What’s the buzz in the hackersphere this week? Hackaday Editors Elliot Williams and Mike Szczys recap their favorite hacks and articles from the past seven days. In Episode Six we cover an incredible reverse engineering effort Mike Harrison put in with iPod nano replacement screens. We dip our toes in the radioactive world of deep-space power sources, spend some time adoring parts and partsmakers, and take a very high-brow look at toilet-seat technology. In our quickfire hacks we discuss coherent sound (think of it as akin to laminar flow, but for audio), minimal IDEs for embedded, hand-tools for metalwork, and the little ESP32 bot that could.
Links for all discussed on the show are found below. As always, join in the comments below as we’ll be watching those as we work on next week’s episode!
Take a look at the links below if you want to follow along, and as always, tell us what you think about this episode in the comments!
Direct download (60 MB or so.)

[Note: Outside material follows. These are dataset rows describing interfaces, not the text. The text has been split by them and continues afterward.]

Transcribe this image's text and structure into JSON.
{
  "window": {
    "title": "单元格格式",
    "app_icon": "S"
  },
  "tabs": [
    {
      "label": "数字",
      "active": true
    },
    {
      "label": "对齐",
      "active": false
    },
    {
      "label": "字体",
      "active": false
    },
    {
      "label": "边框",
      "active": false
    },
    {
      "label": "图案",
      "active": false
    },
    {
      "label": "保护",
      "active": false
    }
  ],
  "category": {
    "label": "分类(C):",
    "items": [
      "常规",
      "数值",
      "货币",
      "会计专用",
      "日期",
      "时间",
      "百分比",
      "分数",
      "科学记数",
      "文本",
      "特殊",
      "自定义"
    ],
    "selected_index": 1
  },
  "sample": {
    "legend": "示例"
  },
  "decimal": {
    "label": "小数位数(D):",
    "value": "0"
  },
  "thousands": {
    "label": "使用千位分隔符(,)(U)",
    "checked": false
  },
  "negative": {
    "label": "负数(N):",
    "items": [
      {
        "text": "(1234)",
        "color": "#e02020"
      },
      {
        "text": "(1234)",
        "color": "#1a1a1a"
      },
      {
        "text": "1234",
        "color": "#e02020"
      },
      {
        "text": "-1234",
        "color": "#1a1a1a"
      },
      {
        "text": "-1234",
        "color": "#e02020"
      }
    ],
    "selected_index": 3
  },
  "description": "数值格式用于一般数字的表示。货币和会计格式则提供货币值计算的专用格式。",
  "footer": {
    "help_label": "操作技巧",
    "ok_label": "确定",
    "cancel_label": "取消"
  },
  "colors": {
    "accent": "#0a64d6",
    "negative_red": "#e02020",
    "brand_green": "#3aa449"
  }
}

Continue reading “Hackaday Podcast 006: Reversing IPod Screens, Hot Isotopes, We <3 Parts, And Biometric Toiletseats”
The BBC has commissioned a new series of Robot Wars. This is not Battlebots; that show was revived last year, and a second season will air again this summer. Robot Wars is the one with the ‘house’ robots. We would like to take this opportunity to remind the BBC that Robot Wars is neither Scrapheap Challenge nor Junkyard Wars, and by virtue of that fact alone is an inferior show.
[Fran] is a favorite around these parts. She’s taken apart a Saturn V Launch Vehicle Digital Computer, visited the Smithsonian Air and Space Museum warehouse, and is the occasional host of the Dinosaur Den with [Bil Herd]. Now, she’s relaunching her line of guitar pedals. ‘Boutique’ pedals are a weird market, but with the help of a few manufacturers, [Fran] is bringing her Peachfuzz pedal back to life through Kickstarter.
Want to be an astronaut? Here’s the application.
Here’s your monthly, ‘WTF is this thing on eBay’ link. It’s a clamshell/toilet seat iBook (c.2000), loaded up with an Intel i5 Broadwell CPU, 128 GB of Flash storage, 4 GB of RAM, a 12″ 1024×768 LCD, Gigabit Ethernet, WiFi, Bluetooth, and runs OS X El Capitan. I might be mistaken, but it looks like someone took the motherboard out of a 2015 MacBook Air, crammed it into a sixteen year old computer, and put it up on eBay. I’m not saying that’s what it is; this is from China, and there are people over there making new improved motherboards for a Thinkpad x61. Weirder stuff has already happened.
In the last installment of the Travelling Hacker Box, I asked if anyone can receive mail in Antarctica. A person with friends in the British survey team emailed me, but nothing came of that. It’s summer, so if Antarctica is going to happen, it needs to happen soon.